To examine nuclear protein export, fluorescently labeled export cargo bearing a leucine-rich export signal (GST-NES) was injected into the nucleus of interphase cells that had been injected with anti-Tpr or with control IgG during the preceding mitosis. Export was evaluated at 30 and 60 min after nuclear injection of export cargo. At 30 min after cargo injection, substantial export of the cargo had occurred in most cells that had been injected with control IgG, whereas in cells injected with anti-Tpr antibodies export was significantly impaired ( and B). The level of export in cells injected with control IgG at mitosis was unchanged at 60 min compared with 30 min. At 60 min in the anti-Tpr–injected cells, the level of export was greater than at 30 min but still had not reached the level of export seen in control cells in only 30 min ( and B). This indicates that the depletion of Tpr achieved with this approach results in a kinetic impairment of protein export rather than an absolute block.
Microinjection of anti-Tpr antibodies into interphase cells results in the disruption of protein export but not import
As a second approach to address the role of Tpr in nuclear protein transport, we microinjected anti-Tpr antibodies into the nucleus of interphase NRK cells and examined nuclear import and export at short times thereafter. We determined by immunofluorescence staining that there was no apparent loss of Tpr from the NE within the time course of these experiments after the nuclear microinjection of antibodies (unpublished data).
To examine protein import, anti-Tpr antibodies (anti-TprN, anti-TprM, or anti-TprC), or control IgG were microinjected into NRK cell nuclei, and import cargo (GST-NLS) was separately microinjected into the cytoplasm at 20–30 min after the initial antibody injection. The GST-NLS import cargo was detected 30 min after its injection by using immunofluorescence microscopy with an antibody to GST. Injected cells were scored for import as above (N > C, N = C, or N < C). We did not observe any significant effect on protein import in cells that had been microinjected with the various anti-Tpr or control (IgG) antibodies ( A).

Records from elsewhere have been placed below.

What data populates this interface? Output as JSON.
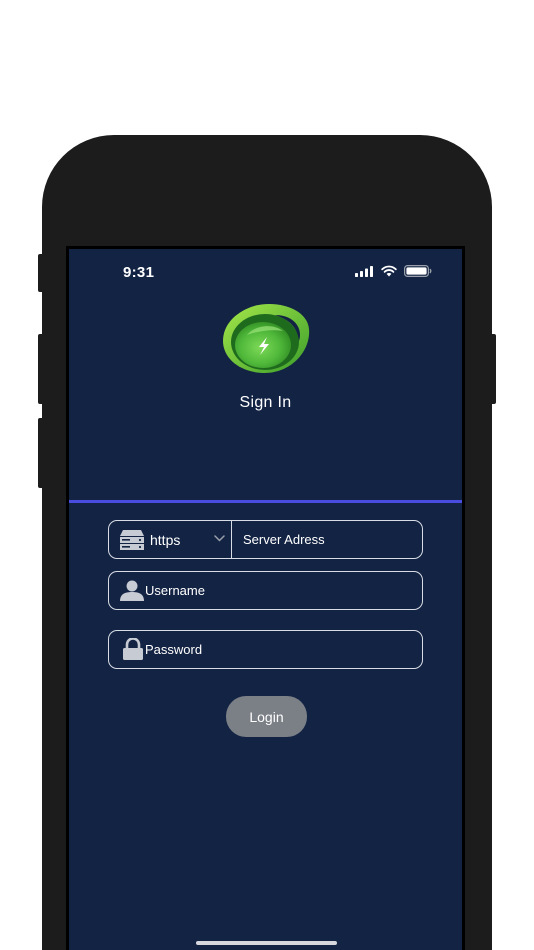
{
  "status_bar": {
    "time": "9:31"
  },
  "header": {
    "title": "Sign In"
  },
  "form": {
    "protocol": {
      "selected": "https"
    },
    "server": {
      "placeholder": "Server Adress"
    },
    "username": {
      "placeholder": "Username"
    },
    "password": {
      "placeholder": "Password"
    },
    "login_label": "Login"
  },
  "colors": {
    "screen_background": "#132344",
    "divider": "#4a4ce0",
    "login_button": "#7b7f86",
    "logo_green": "#4fb83a"
  },
  "icons": {
    "server": "server-icon",
    "chevron": "chevron-down-icon",
    "user": "user-icon",
    "lock": "lock-icon",
    "signal": "signal-icon",
    "wifi": "wifi-icon",
    "battery": "battery-icon",
    "logo": "app-logo"
  }
}
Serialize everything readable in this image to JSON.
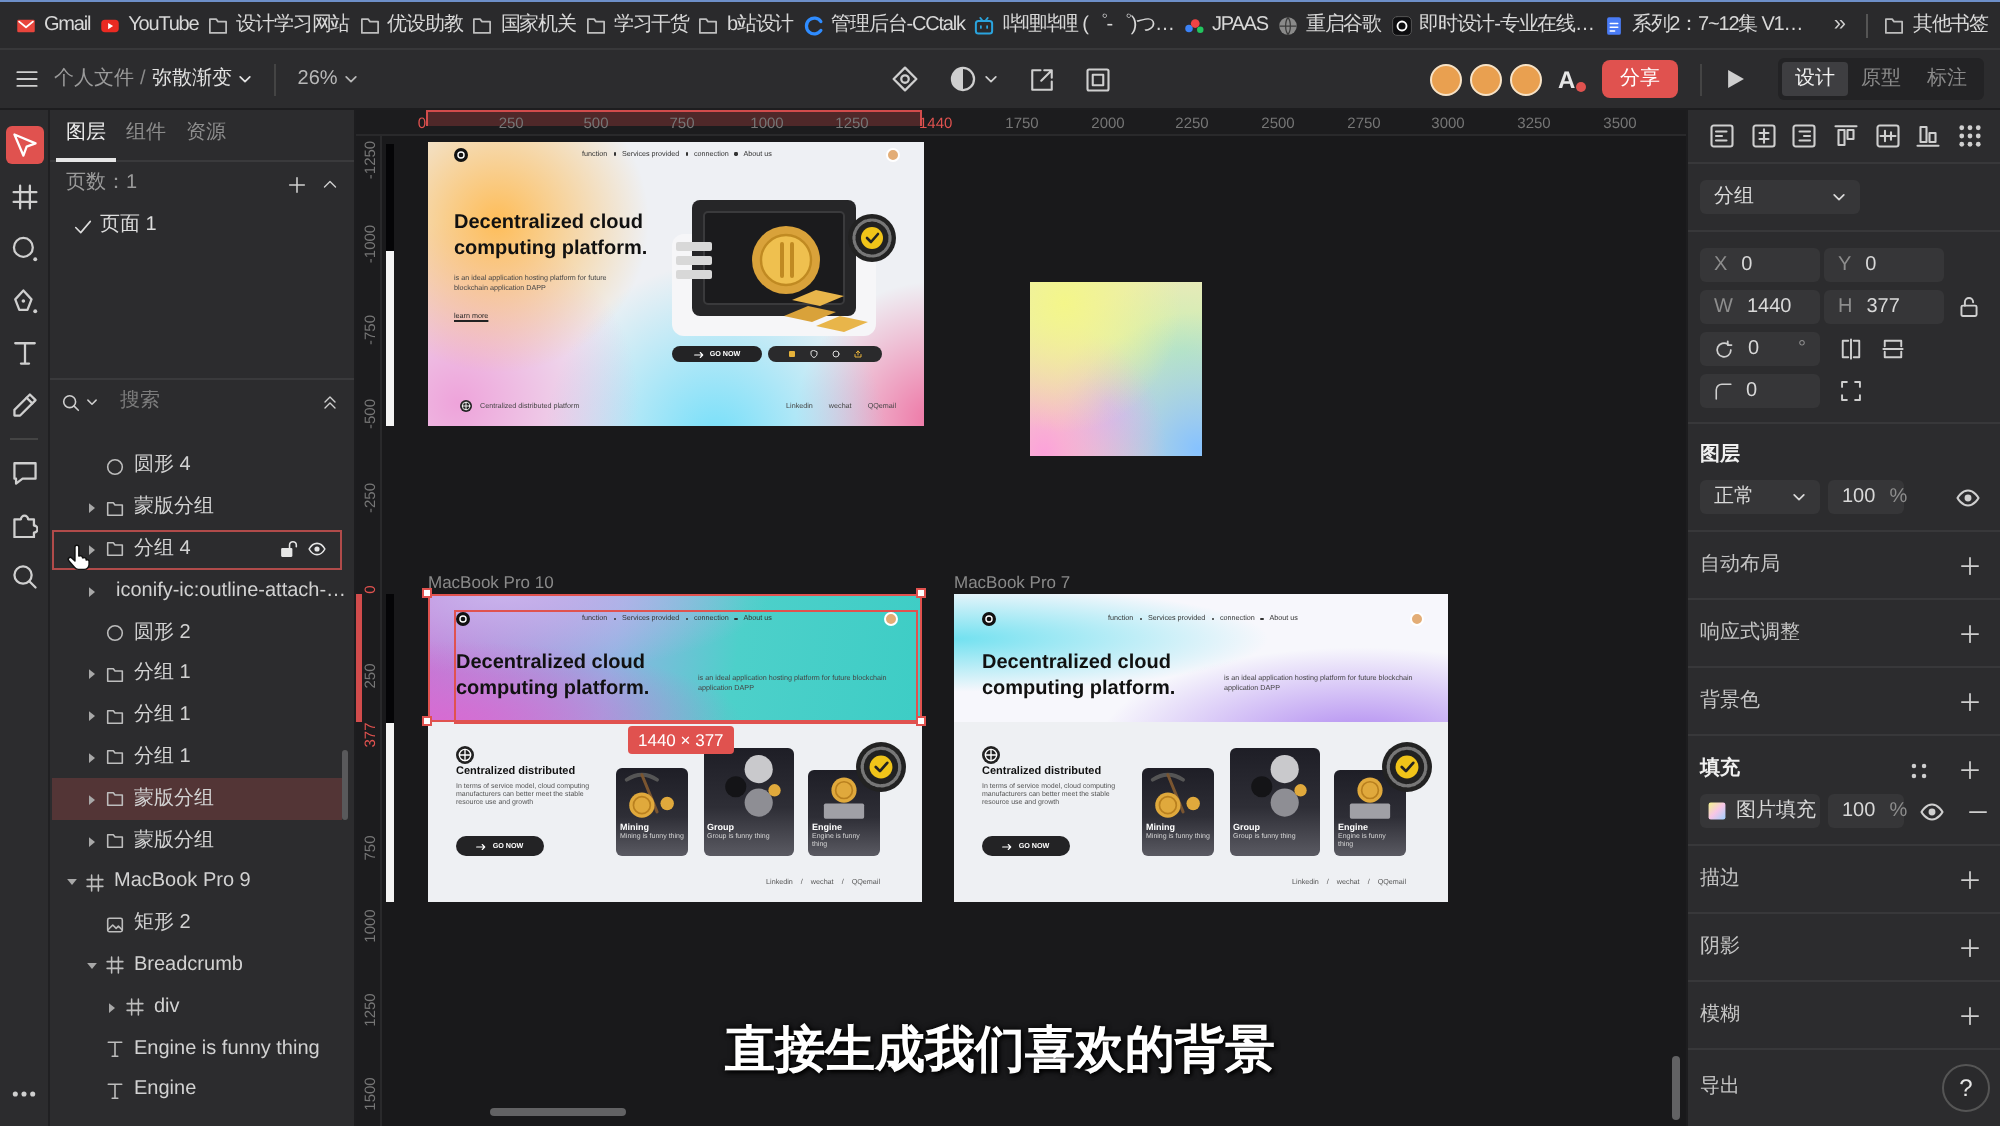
{
  "bookmarks": [
    {
      "kind": "gmail",
      "label": "Gmail"
    },
    {
      "kind": "youtube",
      "label": "YouTube"
    },
    {
      "kind": "folder",
      "label": "设计学习网站"
    },
    {
      "kind": "folder",
      "label": "优设助教"
    },
    {
      "kind": "folder",
      "label": "国家机关"
    },
    {
      "kind": "folder",
      "label": "学习干货"
    },
    {
      "kind": "folder",
      "label": "b站设计"
    },
    {
      "kind": "cctalk",
      "label": "管理后台-CCtalk"
    },
    {
      "kind": "bilibili",
      "label": "哔哩哔哩 (゜-゜)つ…"
    },
    {
      "kind": "jpaas",
      "label": "JPAAS"
    },
    {
      "kind": "globe",
      "label": "重启谷歌"
    },
    {
      "kind": "jsdesign",
      "label": "即时设计-专业在线…"
    },
    {
      "kind": "doc",
      "label": "系列2：7~12集 V1…"
    }
  ],
  "bookmarks_more": "»",
  "other_bookmarks": {
    "kind": "folder",
    "label": "其他书签"
  },
  "toolbar": {
    "breadcrumb": {
      "parent": "个人文件",
      "separator": "/",
      "current": "弥散渐变"
    },
    "zoom": "26%",
    "font_icon": "A",
    "share": "分享",
    "modes": [
      {
        "label": "设计",
        "selected": true
      },
      {
        "label": "原型",
        "selected": false
      },
      {
        "label": "标注",
        "selected": false
      }
    ]
  },
  "tool_groups": [
    [
      {
        "kind": "select",
        "selected": true
      },
      {
        "kind": "frame",
        "selected": false
      },
      {
        "kind": "ellipse",
        "selected": false
      },
      {
        "kind": "pen",
        "selected": false
      },
      {
        "kind": "text",
        "selected": false
      },
      {
        "kind": "pencil",
        "selected": false
      }
    ],
    [
      {
        "kind": "comment",
        "selected": false
      },
      {
        "kind": "plugin",
        "selected": false
      },
      {
        "kind": "search",
        "selected": false
      }
    ]
  ],
  "layers_panel": {
    "tabs": [
      {
        "label": "图层",
        "selected": true
      },
      {
        "label": "组件",
        "selected": false
      },
      {
        "label": "资源",
        "selected": false
      }
    ],
    "pages_title": "页数：1",
    "pages": [
      {
        "label": "页面 1",
        "selected": true
      }
    ],
    "search_placeholder": "搜索",
    "layers": [
      {
        "children": [
          {
            "kind": "ellipse",
            "label": "圆形 4",
            "selected": false,
            "hovered": false
          },
          {
            "kind": "group",
            "label": "蒙版分组",
            "expanded": false,
            "selected": false,
            "hovered": false
          },
          {
            "kind": "group",
            "label": "分组 4",
            "expanded": false,
            "selected": false,
            "hovered": true
          },
          {
            "kind": "frame",
            "label": "iconify-ic:outline-attach-…",
            "expanded": false,
            "selected": false,
            "hovered": false
          },
          {
            "kind": "ellipse",
            "label": "圆形 2",
            "selected": false,
            "hovered": false
          },
          {
            "kind": "group",
            "label": "分组 1",
            "expanded": false,
            "selected": false,
            "hovered": false
          },
          {
            "kind": "group",
            "label": "分组 1",
            "expanded": false,
            "selected": false,
            "hovered": false
          },
          {
            "kind": "group",
            "label": "分组 1",
            "expanded": false,
            "selected": false,
            "hovered": false
          },
          {
            "kind": "group",
            "label": "蒙版分组",
            "expanded": false,
            "selected": true,
            "hovered": false
          },
          {
            "kind": "group",
            "label": "蒙版分组",
            "expanded": false,
            "selected": false,
            "hovered": false
          }
        ]
      },
      {
        "kind": "frame",
        "label": "MacBook Pro 9",
        "expanded": true,
        "selected": false,
        "hovered": false,
        "children": [
          {
            "kind": "image",
            "label": "矩形 2",
            "selected": false,
            "hovered": false
          },
          {
            "kind": "frame",
            "label": "Breadcrumb",
            "expanded": true,
            "selected": false,
            "hovered": false,
            "children": [
              {
                "kind": "frame",
                "label": "div",
                "expanded": false,
                "selected": false,
                "hovered": false
              }
            ]
          },
          {
            "kind": "text",
            "label": "Engine is funny thing",
            "selected": false,
            "hovered": false
          },
          {
            "kind": "text",
            "label": "Engine",
            "selected": false,
            "hovered": false
          }
        ]
      }
    ]
  },
  "canvas": {
    "ruler_x": [
      {
        "label": "0",
        "highlighted": true
      },
      {
        "label": "250",
        "highlighted": false
      },
      {
        "label": "500",
        "highlighted": false
      },
      {
        "label": "750",
        "highlighted": false
      },
      {
        "label": "1000",
        "highlighted": false
      },
      {
        "label": "1250",
        "highlighted": false
      },
      {
        "label": "1440",
        "highlighted": true
      },
      {
        "label": "1750",
        "highlighted": false
      },
      {
        "label": "2000",
        "highlighted": false
      },
      {
        "label": "2250",
        "highlighted": false
      },
      {
        "label": "2500",
        "highlighted": false
      },
      {
        "label": "2750",
        "highlighted": false
      },
      {
        "label": "3000",
        "highlighted": false
      },
      {
        "label": "3250",
        "highlighted": false
      },
      {
        "label": "3500",
        "highlighted": false
      }
    ],
    "ruler_y": [
      {
        "label": "-1250",
        "highlighted": false
      },
      {
        "label": "-1000",
        "highlighted": false
      },
      {
        "label": "-750",
        "highlighted": false
      },
      {
        "label": "-500",
        "highlighted": false
      },
      {
        "label": "-250",
        "highlighted": false
      },
      {
        "label": "0",
        "highlighted": true
      },
      {
        "label": "250",
        "highlighted": false
      },
      {
        "label": "377",
        "highlighted": true
      },
      {
        "label": "750",
        "highlighted": false
      },
      {
        "label": "1000",
        "highlighted": false
      },
      {
        "label": "1250",
        "highlighted": false
      },
      {
        "label": "1500",
        "highlighted": false
      }
    ],
    "artboards": [
      {
        "kind": "hero",
        "selected": false,
        "nav": [
          "function",
          "Services provided",
          "connection",
          "About us"
        ],
        "heading": "Decentralized cloud computing platform.",
        "description": "is an ideal application hosting platform for future blockchain application DAPP",
        "link": "learn more",
        "button": "GO NOW",
        "footer_text": "Centralized distributed platform",
        "footer_links": [
          "Linkedin",
          "wechat",
          "QQemail"
        ]
      },
      {
        "kind": "gradient",
        "selected": false
      },
      {
        "kind": "landing",
        "name": "MacBook Pro 10",
        "selected": true,
        "size_label": "1440 × 377",
        "nav": [
          "function",
          "Services provided",
          "connection",
          "About us"
        ],
        "heading": "Decentralized cloud computing platform.",
        "description": "is an ideal application hosting platform for future blockchain application DAPP",
        "section_title": "Centralized distributed",
        "section_text": "In terms of service model, cloud computing manufacturers can better meet the stable resource use and growth",
        "button": "GO NOW",
        "cards": [
          {
            "title": "Mining",
            "text": "Mining is funny thing"
          },
          {
            "title": "Group",
            "text": "Group is funny thing"
          },
          {
            "title": "Engine",
            "text": "Engine is funny thing"
          }
        ],
        "footer_links": [
          "Linkedin",
          "wechat",
          "QQemail"
        ],
        "link_separator": "/"
      },
      {
        "kind": "landing",
        "name": "MacBook Pro 7",
        "selected": false,
        "nav": [
          "function",
          "Services provided",
          "connection",
          "About us"
        ],
        "heading": "Decentralized cloud computing platform.",
        "description": "is an ideal application hosting platform for future blockchain application DAPP",
        "section_title": "Centralized distributed",
        "section_text": "In terms of service model, cloud computing manufacturers can better meet the stable resource use and growth",
        "button": "GO NOW",
        "cards": [
          {
            "title": "Mining",
            "text": "Mining is funny thing"
          },
          {
            "title": "Group",
            "text": "Group is funny thing"
          },
          {
            "title": "Engine",
            "text": "Engine is funny thing"
          }
        ],
        "footer_links": [
          "Linkedin",
          "wechat",
          "QQemail"
        ],
        "link_separator": "/"
      }
    ],
    "subtitle": "直接生成我们喜欢的背景"
  },
  "inspector": {
    "layer_type": "分组",
    "geometry": [
      {
        "label": "X",
        "value": "0"
      },
      {
        "label": "Y",
        "value": "0"
      },
      {
        "label": "W",
        "value": "1440"
      },
      {
        "label": "H",
        "value": "377"
      }
    ],
    "rotation": {
      "value": "0",
      "unit": "°"
    },
    "radius": {
      "value": "0"
    },
    "layer": {
      "title": "图层",
      "blend": "正常",
      "opacity": "100",
      "unit": "%"
    },
    "sections": [
      {
        "kind": "plain",
        "title": "自动布局"
      },
      {
        "kind": "plain",
        "title": "响应式调整"
      },
      {
        "kind": "plain",
        "title": "背景色"
      },
      {
        "kind": "fill",
        "title": "填充",
        "fills": [
          {
            "label": "图片填充",
            "opacity": "100",
            "unit": "%"
          }
        ]
      },
      {
        "kind": "plain",
        "title": "描边"
      },
      {
        "kind": "plain",
        "title": "阴影"
      },
      {
        "kind": "plain",
        "title": "模糊"
      },
      {
        "kind": "export",
        "title": "导出",
        "help": "?"
      }
    ]
  }
}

Figure 10. Analysis of nuclear import and export in interphase cells injected with anti-Tpr or with control IgG antibodies. Cells were fixed, imaged, and scored for transport as in the legend to . (A) Anti-TprN, anti-TprM, anti-TprC, or control IgG was injected (more ...)

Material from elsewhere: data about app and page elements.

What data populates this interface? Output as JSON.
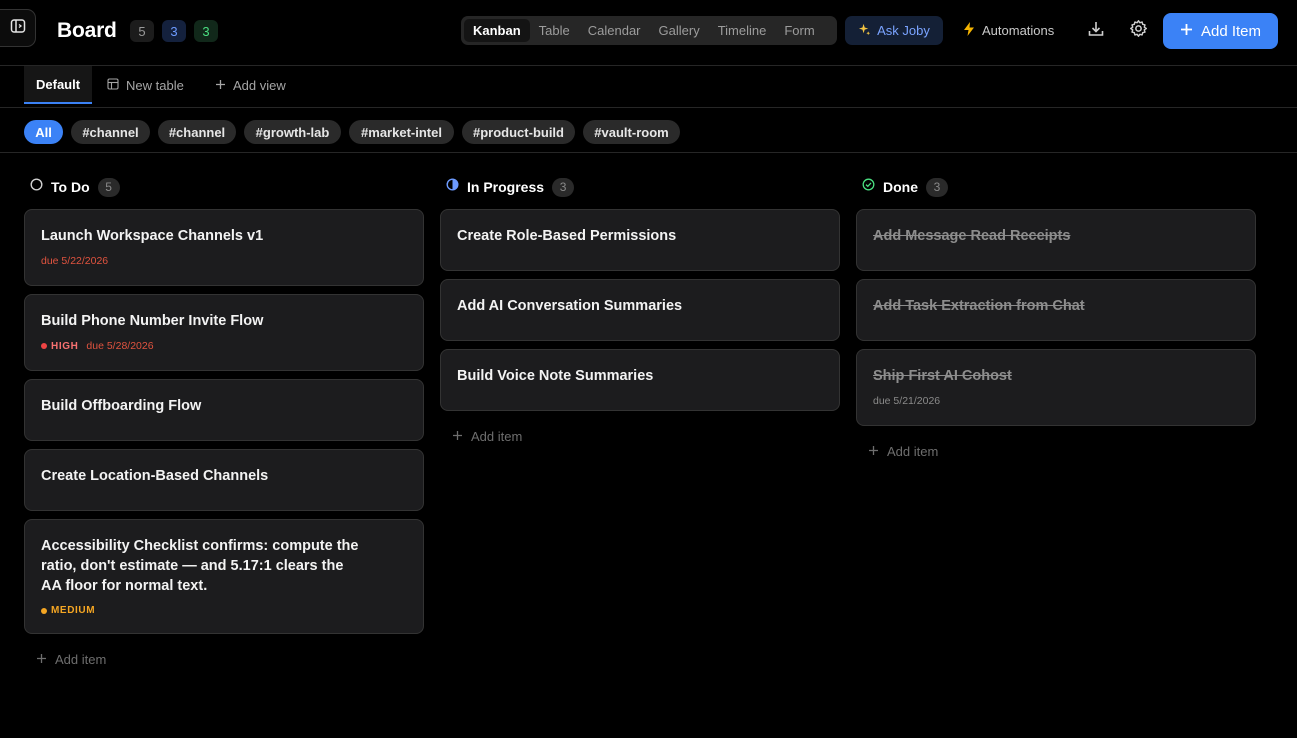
{
  "header": {
    "title": "Board",
    "counts": {
      "todo": "5",
      "in_progress": "3",
      "done": "3"
    },
    "views": [
      "Kanban",
      "Table",
      "Calendar",
      "Gallery",
      "Timeline",
      "Form"
    ],
    "active_view": "Kanban",
    "ask_joby": "Ask Joby",
    "automations": "Automations",
    "add_item": "Add Item"
  },
  "page_tabs": {
    "default": "Default",
    "new_table": "New table",
    "add_view": "Add view"
  },
  "filters": [
    "All",
    "#channel",
    "#channel",
    "#growth-lab",
    "#market-intel",
    "#product-build",
    "#vault-room"
  ],
  "columns": [
    {
      "title": "To Do",
      "count": "5",
      "add_label": "Add item",
      "cards": [
        {
          "title": "Launch Workspace Channels v1",
          "due": "due 5/22/2026"
        },
        {
          "title": "Build Phone Number Invite Flow",
          "priority": "HIGH",
          "due": "due 5/28/2026"
        },
        {
          "title": "Build Offboarding Flow"
        },
        {
          "title": "Create Location-Based Channels"
        },
        {
          "title": "Accessibility Checklist confirms: compute the ratio, don't estimate — and 5.17:1 clears the AA floor for normal text.",
          "priority": "MEDIUM"
        }
      ]
    },
    {
      "title": "In Progress",
      "count": "3",
      "add_label": "Add item",
      "cards": [
        {
          "title": "Create Role-Based Permissions"
        },
        {
          "title": "Add AI Conversation Summaries"
        },
        {
          "title": "Build Voice Note Summaries"
        }
      ]
    },
    {
      "title": "Done",
      "count": "3",
      "add_label": "Add item",
      "cards": [
        {
          "title": "Add Message Read Receipts"
        },
        {
          "title": "Add Task Extraction from Chat"
        },
        {
          "title": "Ship First AI Cohost",
          "due": "due 5/21/2026"
        }
      ]
    }
  ],
  "colors": {
    "accent": "#3b82f6",
    "priority_high": "#ef4444",
    "priority_medium": "#f5a623",
    "done_check": "#4ade80"
  }
}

To examine nuclear protein export, anti-Tpr antibodies or control antibodies were mixed with export cargo (GST-NES), and the cocktail was injected into the nucleus of NRK cells. The level of nuclear export was scored after 30 min as noted above. We observed strong inhibition of export with all three antibodies to Tpr ( B). The distribution of cells among the three nuclear transport categories indicates that there were differences in the relative inhibitory efficacy of different anti-Tpr antibodies with anti-Tpr M having the strongest inhibitory effect and anti-TprC having the weakest effect. However, these differences may reflect the heterogeneity of the different antibody populations (i.e., a variable subpopulation of each antibody may be effective at inhibition). These results are in complete agreement with our microinjection studies in which Tpr was depleted by anti-Tpr injection of mitotic cells. Together, the results strongly suggest a direct role for Tpr in the nuclear export of cargo bearing leucine-rich NES sequences.